Data for this exercise:
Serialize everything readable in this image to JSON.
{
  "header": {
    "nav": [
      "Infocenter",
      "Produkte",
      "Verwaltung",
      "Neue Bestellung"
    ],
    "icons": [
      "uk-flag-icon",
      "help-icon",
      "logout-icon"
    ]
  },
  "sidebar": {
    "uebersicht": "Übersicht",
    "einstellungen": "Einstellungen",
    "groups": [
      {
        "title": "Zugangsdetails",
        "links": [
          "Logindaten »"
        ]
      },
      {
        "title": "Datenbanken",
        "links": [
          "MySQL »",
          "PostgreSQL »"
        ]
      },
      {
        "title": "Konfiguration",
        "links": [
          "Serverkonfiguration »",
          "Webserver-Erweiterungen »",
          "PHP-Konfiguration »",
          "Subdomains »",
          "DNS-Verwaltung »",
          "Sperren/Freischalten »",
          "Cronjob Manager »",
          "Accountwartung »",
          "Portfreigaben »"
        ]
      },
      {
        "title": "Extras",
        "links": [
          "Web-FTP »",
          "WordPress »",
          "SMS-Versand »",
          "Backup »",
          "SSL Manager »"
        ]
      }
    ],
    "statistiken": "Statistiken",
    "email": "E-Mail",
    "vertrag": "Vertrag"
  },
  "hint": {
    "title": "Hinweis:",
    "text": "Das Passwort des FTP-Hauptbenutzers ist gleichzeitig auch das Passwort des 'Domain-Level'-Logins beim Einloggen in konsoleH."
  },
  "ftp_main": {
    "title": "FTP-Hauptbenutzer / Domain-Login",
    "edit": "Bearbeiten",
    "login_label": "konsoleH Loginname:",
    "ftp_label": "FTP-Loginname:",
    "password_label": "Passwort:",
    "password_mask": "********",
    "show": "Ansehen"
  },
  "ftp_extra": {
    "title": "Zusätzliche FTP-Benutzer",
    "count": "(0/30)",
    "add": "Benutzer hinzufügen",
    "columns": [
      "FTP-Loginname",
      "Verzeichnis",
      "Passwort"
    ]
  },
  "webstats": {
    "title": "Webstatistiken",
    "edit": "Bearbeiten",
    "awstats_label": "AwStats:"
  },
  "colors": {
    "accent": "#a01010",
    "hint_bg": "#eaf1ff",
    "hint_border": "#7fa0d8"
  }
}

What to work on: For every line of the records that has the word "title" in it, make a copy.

Answer area:
        "title": "Zugangsdetails",
        "title": "Datenbanken",
        "title": "Konfiguration",
        "title": "Extras",
    "title": "Hinweis:",
    "title": "FTP-Hauptbenutzer / Domain-Login",
    "title": "Zusätzliche FTP-Benutzer",
    "title": "Webstatistiken",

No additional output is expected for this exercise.